Action item -> Determine how many lines in the entries contain the word "true", and give that number with no other text.

Dataset rows for apps and sites

━━━━━━━━

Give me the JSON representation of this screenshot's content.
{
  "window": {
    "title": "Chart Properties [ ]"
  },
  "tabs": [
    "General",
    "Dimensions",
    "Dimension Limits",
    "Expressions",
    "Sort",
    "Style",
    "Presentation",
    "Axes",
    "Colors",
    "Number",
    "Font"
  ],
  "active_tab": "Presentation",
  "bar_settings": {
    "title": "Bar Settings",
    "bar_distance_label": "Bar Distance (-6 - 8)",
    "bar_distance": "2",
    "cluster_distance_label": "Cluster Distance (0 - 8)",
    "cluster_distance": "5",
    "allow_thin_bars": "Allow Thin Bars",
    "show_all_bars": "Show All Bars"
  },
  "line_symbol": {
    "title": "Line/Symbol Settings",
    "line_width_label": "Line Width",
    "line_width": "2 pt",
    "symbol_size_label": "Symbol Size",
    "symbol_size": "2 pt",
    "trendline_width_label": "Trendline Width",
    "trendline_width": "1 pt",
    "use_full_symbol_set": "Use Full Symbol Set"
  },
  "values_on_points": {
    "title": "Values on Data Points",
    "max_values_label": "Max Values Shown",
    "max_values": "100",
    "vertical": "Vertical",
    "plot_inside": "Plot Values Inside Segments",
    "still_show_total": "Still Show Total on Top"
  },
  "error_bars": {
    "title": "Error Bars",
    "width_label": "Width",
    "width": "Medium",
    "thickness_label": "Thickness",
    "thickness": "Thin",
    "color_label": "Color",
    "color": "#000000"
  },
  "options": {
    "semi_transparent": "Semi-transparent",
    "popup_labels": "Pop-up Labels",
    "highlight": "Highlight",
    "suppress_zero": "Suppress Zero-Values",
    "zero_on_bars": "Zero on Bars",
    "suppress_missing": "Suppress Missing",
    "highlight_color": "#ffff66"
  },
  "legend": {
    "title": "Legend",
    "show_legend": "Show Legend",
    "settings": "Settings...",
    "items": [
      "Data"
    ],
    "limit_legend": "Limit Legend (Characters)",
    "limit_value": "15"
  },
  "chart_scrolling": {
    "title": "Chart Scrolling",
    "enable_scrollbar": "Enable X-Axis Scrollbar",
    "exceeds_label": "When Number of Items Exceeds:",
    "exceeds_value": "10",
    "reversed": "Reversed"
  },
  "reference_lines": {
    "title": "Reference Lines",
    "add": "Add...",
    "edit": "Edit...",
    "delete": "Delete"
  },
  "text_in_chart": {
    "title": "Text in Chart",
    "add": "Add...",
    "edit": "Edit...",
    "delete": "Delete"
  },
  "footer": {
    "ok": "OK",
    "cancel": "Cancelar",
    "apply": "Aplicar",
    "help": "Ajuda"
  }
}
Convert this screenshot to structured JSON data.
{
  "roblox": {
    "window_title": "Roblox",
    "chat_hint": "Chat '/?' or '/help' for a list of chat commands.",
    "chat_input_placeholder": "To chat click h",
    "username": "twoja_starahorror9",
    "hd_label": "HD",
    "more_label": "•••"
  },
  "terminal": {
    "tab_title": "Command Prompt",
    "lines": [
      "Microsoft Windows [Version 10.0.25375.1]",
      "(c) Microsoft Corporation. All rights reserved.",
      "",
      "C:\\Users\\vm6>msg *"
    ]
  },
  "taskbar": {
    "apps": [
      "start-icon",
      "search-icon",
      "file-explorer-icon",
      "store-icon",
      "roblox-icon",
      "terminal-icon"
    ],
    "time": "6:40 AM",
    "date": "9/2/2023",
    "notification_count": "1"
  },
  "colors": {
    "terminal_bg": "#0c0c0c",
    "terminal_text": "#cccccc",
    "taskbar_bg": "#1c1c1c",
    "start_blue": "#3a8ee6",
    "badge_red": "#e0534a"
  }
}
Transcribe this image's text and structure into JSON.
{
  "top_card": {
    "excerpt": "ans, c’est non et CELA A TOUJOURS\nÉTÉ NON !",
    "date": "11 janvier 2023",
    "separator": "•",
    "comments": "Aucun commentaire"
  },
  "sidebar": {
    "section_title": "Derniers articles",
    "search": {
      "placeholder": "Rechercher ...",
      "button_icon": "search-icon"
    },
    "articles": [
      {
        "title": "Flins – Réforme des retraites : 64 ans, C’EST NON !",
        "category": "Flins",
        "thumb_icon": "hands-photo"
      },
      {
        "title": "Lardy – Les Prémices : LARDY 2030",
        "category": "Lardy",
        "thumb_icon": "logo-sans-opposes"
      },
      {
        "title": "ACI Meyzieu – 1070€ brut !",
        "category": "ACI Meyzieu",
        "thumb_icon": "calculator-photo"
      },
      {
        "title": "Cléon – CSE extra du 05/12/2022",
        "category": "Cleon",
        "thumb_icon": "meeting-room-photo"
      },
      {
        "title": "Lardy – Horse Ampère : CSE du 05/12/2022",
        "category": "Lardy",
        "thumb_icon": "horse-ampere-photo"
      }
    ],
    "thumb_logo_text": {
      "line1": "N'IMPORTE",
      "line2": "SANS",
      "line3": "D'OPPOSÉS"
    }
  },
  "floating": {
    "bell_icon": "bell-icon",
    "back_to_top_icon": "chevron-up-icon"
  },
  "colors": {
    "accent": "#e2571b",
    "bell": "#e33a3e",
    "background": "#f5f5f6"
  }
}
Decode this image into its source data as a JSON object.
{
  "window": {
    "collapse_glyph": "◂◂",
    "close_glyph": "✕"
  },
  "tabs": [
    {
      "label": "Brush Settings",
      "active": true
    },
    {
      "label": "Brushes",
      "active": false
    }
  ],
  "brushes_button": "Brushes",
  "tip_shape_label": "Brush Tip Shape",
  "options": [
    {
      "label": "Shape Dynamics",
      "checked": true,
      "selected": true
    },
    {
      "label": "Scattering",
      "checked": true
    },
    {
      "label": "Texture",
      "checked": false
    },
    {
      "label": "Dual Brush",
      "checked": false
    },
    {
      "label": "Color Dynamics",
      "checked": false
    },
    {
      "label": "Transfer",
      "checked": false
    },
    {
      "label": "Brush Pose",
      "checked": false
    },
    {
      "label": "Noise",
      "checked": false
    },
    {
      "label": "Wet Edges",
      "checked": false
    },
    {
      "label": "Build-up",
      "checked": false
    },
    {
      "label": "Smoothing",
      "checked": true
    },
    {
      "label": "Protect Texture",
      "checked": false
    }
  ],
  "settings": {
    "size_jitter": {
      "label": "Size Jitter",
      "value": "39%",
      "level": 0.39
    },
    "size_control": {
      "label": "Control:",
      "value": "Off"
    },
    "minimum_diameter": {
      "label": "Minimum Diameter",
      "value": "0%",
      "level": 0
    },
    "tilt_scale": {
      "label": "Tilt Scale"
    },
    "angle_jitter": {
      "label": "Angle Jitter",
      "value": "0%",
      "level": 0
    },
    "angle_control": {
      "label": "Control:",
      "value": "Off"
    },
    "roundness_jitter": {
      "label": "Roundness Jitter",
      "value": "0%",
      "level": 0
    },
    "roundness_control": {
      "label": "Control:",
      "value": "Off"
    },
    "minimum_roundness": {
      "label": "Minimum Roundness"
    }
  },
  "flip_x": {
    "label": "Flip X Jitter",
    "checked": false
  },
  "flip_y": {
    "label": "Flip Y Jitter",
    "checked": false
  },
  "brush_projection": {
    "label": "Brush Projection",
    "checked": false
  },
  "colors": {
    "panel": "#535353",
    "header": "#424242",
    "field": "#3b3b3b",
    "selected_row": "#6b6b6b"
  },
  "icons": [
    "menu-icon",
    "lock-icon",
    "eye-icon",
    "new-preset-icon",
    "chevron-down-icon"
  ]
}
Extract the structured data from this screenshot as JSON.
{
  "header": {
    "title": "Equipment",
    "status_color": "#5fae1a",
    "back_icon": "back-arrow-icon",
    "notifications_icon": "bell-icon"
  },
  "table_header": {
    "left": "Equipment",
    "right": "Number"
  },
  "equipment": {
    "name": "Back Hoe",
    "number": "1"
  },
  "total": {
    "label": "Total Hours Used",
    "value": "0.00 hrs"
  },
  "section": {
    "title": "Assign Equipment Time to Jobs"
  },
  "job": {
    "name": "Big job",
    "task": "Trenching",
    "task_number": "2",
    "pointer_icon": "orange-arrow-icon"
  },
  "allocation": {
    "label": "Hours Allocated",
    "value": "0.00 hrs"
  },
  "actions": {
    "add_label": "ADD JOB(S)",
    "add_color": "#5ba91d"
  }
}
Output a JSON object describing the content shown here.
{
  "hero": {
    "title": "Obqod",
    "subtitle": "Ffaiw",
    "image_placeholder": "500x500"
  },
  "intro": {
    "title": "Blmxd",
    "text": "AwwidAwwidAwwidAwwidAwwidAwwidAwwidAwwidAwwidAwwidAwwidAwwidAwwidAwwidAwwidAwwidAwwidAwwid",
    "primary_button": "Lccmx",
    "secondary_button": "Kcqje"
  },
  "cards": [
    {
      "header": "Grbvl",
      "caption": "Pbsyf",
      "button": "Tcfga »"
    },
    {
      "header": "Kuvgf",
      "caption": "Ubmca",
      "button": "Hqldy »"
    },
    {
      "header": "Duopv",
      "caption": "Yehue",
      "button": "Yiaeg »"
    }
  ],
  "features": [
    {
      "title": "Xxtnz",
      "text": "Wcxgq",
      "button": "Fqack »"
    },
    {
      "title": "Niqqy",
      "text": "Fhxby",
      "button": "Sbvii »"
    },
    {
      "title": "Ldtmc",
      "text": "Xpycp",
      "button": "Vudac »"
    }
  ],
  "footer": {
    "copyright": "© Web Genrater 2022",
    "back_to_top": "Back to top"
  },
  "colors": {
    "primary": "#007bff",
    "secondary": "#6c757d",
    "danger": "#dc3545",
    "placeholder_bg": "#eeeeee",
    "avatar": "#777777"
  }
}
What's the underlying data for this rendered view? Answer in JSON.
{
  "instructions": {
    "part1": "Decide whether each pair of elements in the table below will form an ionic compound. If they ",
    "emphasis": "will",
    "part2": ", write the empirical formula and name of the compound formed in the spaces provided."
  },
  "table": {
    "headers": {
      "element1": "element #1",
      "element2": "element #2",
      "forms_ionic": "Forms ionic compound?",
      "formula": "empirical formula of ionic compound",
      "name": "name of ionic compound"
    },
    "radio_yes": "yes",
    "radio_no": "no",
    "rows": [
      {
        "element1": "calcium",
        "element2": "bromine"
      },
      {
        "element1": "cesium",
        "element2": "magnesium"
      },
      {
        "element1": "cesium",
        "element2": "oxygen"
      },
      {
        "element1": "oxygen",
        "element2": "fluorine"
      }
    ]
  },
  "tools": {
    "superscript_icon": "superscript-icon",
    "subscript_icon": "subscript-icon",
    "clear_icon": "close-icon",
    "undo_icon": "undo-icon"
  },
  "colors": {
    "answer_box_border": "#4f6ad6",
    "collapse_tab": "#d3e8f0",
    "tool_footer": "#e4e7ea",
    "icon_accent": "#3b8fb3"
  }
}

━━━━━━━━

Task answer -> 5